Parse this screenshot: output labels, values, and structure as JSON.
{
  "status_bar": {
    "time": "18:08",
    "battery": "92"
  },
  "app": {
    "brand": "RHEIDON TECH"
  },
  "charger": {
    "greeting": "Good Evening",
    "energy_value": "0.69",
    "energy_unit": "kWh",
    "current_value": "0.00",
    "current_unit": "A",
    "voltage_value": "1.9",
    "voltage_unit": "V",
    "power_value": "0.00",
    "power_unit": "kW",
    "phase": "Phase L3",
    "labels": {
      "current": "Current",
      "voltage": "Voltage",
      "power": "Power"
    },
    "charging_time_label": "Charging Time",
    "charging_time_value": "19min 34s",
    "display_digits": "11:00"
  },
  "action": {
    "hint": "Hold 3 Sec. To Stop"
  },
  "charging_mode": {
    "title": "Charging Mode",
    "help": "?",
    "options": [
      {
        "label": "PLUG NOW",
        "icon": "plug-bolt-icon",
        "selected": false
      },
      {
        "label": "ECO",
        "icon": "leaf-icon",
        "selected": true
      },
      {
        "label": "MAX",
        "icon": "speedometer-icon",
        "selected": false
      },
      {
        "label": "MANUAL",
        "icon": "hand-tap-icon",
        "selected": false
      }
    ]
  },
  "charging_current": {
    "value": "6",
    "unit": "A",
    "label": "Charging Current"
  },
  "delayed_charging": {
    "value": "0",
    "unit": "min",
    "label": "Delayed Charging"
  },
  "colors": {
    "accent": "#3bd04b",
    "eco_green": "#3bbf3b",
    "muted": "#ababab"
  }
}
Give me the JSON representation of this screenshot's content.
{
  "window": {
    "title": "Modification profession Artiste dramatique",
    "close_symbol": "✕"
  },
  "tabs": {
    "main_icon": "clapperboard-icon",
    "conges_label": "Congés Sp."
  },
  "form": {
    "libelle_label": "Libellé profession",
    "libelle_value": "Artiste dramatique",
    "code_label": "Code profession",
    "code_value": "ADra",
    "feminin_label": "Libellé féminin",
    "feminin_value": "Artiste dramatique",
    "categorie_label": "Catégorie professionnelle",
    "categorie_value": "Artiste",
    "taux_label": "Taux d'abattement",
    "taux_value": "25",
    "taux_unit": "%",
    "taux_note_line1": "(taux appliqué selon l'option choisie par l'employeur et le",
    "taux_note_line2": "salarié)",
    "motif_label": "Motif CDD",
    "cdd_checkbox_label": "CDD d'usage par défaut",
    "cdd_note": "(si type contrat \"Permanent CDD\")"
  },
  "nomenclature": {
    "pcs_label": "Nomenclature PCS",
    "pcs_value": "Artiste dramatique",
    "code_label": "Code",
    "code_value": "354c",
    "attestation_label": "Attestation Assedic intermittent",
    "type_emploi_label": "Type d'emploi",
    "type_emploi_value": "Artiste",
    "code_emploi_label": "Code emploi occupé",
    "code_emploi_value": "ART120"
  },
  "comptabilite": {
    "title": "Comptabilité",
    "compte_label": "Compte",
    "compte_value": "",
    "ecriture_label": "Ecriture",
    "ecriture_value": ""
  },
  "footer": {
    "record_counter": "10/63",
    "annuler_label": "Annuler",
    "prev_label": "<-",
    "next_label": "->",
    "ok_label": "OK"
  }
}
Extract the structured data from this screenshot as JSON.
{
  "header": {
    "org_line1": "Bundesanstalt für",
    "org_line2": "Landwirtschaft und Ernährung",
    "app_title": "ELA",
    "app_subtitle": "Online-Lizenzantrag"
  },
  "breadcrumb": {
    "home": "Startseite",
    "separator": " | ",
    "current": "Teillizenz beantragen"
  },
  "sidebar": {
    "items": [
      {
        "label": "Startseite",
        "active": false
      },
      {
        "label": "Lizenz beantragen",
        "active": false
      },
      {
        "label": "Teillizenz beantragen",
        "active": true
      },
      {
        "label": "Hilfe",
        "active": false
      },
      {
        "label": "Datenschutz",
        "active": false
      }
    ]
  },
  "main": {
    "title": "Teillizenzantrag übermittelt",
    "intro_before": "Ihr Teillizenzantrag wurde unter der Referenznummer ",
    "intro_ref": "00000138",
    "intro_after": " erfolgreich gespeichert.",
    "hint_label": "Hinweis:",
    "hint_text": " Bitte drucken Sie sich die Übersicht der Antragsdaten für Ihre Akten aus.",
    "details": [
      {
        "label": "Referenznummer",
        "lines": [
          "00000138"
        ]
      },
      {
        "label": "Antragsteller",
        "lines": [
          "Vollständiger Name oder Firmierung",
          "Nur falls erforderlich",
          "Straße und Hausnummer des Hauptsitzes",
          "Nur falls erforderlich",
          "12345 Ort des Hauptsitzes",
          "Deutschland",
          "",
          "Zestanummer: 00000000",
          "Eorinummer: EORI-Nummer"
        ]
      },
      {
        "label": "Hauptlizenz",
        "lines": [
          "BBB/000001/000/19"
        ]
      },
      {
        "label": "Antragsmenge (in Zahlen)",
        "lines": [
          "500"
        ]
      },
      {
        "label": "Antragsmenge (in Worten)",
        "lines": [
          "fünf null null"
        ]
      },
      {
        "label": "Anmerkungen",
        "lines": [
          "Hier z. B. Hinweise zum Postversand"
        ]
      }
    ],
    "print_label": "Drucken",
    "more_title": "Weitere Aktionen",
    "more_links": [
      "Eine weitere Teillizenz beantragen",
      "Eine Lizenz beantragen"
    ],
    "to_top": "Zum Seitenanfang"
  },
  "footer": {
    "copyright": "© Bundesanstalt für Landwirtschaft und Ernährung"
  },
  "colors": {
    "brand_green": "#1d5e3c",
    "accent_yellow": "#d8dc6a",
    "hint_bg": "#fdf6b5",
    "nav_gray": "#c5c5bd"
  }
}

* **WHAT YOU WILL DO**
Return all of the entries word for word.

* **RESULT OF THIS TASK**
Parse this screenshot: output labels, values, and structure as JSON.
{
  "status_bar": {
    "time": "18:08",
    "battery": "92"
  },
  "app": {
    "brand": "RHEIDON TECH"
  },
  "charger": {
    "greeting": "Good Evening",
    "energy_value": "0.69",
    "energy_unit": "kWh",
    "current_value": "0.00",
    "current_unit": "A",
    "voltage_value": "1.9",
    "voltage_unit": "V",
    "power_value": "0.00",
    "power_unit": "kW",
    "phase": "Phase L3",
    "labels": {
      "current": "Current",
      "voltage": "Voltage",
      "power": "Power"
    },
    "charging_time_label": "Charging Time",
    "charging_time_value": "19min 34s",
    "display_digits": "11:00"
  },
  "action": {
    "hint": "Hold 3 Sec. To Stop"
  },
  "charging_mode": {
    "title": "Charging Mode",
    "help": "?",
    "options": [
      {
        "label": "PLUG NOW",
        "icon": "plug-bolt-icon",
        "selected": false
      },
      {
        "label": "ECO",
        "icon": "leaf-icon",
        "selected": true
      },
      {
        "label": "MAX",
        "icon": "speedometer-icon",
        "selected": false
      },
      {
        "label": "MANUAL",
        "icon": "hand-tap-icon",
        "selected": false
      }
    ]
  },
  "charging_current": {
    "value": "6",
    "unit": "A",
    "label": "Charging Current"
  },
  "delayed_charging": {
    "value": "0",
    "unit": "min",
    "label": "Delayed Charging"
  },
  "colors": {
    "accent": "#3bd04b",
    "eco_green": "#3bbf3b",
    "muted": "#ababab"
  }
}
Give me the JSON representation of this screenshot's content.
{
  "window": {
    "title": "Modification profession Artiste dramatique",
    "close_symbol": "✕"
  },
  "tabs": {
    "main_icon": "clapperboard-icon",
    "conges_label": "Congés Sp."
  },
  "form": {
    "libelle_label": "Libellé profession",
    "libelle_value": "Artiste dramatique",
    "code_label": "Code profession",
    "code_value": "ADra",
    "feminin_label": "Libellé féminin",
    "feminin_value": "Artiste dramatique",
    "categorie_label": "Catégorie professionnelle",
    "categorie_value": "Artiste",
    "taux_label": "Taux d'abattement",
    "taux_value": "25",
    "taux_unit": "%",
    "taux_note_line1": "(taux appliqué selon l'option choisie par l'employeur et le",
    "taux_note_line2": "salarié)",
    "motif_label": "Motif CDD",
    "cdd_checkbox_label": "CDD d'usage par défaut",
    "cdd_note": "(si type contrat \"Permanent CDD\")"
  },
  "nomenclature": {
    "pcs_label": "Nomenclature PCS",
    "pcs_value": "Artiste dramatique",
    "code_label": "Code",
    "code_value": "354c",
    "attestation_label": "Attestation Assedic intermittent",
    "type_emploi_label": "Type d'emploi",
    "type_emploi_value": "Artiste",
    "code_emploi_label": "Code emploi occupé",
    "code_emploi_value": "ART120"
  },
  "comptabilite": {
    "title": "Comptabilité",
    "compte_label": "Compte",
    "compte_value": "",
    "ecriture_label": "Ecriture",
    "ecriture_value": ""
  },
  "footer": {
    "record_counter": "10/63",
    "annuler_label": "Annuler",
    "prev_label": "<-",
    "next_label": "->",
    "ok_label": "OK"
  }
}
Extract the structured data from this screenshot as JSON.
{
  "header": {
    "org_line1": "Bundesanstalt für",
    "org_line2": "Landwirtschaft und Ernährung",
    "app_title": "ELA",
    "app_subtitle": "Online-Lizenzantrag"
  },
  "breadcrumb": {
    "home": "Startseite",
    "separator": " | ",
    "current": "Teillizenz beantragen"
  },
  "sidebar": {
    "items": [
      {
        "label": "Startseite",
        "active": false
      },
      {
        "label": "Lizenz beantragen",
        "active": false
      },
      {
        "label": "Teillizenz beantragen",
        "active": true
      },
      {
        "label": "Hilfe",
        "active": false
      },
      {
        "label": "Datenschutz",
        "active": false
      }
    ]
  },
  "main": {
    "title": "Teillizenzantrag übermittelt",
    "intro_before": "Ihr Teillizenzantrag wurde unter der Referenznummer ",
    "intro_ref": "00000138",
    "intro_after": " erfolgreich gespeichert.",
    "hint_label": "Hinweis:",
    "hint_text": " Bitte drucken Sie sich die Übersicht der Antragsdaten für Ihre Akten aus.",
    "details": [
      {
        "label": "Referenznummer",
        "lines": [
          "00000138"
        ]
      },
      {
        "label": "Antragsteller",
        "lines": [
          "Vollständiger Name oder Firmierung",
          "Nur falls erforderlich",
          "Straße und Hausnummer des Hauptsitzes",
          "Nur falls erforderlich",
          "12345 Ort des Hauptsitzes",
          "Deutschland",
          "",
          "Zestanummer: 00000000",
          "Eorinummer: EORI-Nummer"
        ]
      },
      {
        "label": "Hauptlizenz",
        "lines": [
          "BBB/000001/000/19"
        ]
      },
      {
        "label": "Antragsmenge (in Zahlen)",
        "lines": [
          "500"
        ]
      },
      {
        "label": "Antragsmenge (in Worten)",
        "lines": [
          "fünf null null"
        ]
      },
      {
        "label": "Anmerkungen",
        "lines": [
          "Hier z. B. Hinweise zum Postversand"
        ]
      }
    ],
    "print_label": "Drucken",
    "more_title": "Weitere Aktionen",
    "more_links": [
      "Eine weitere Teillizenz beantragen",
      "Eine Lizenz beantragen"
    ],
    "to_top": "Zum Seitenanfang"
  },
  "footer": {
    "copyright": "© Bundesanstalt für Landwirtschaft und Ernährung"
  },
  "colors": {
    "brand_green": "#1d5e3c",
    "accent_yellow": "#d8dc6a",
    "hint_bg": "#fdf6b5",
    "nav_gray": "#c5c5bd"
  }
}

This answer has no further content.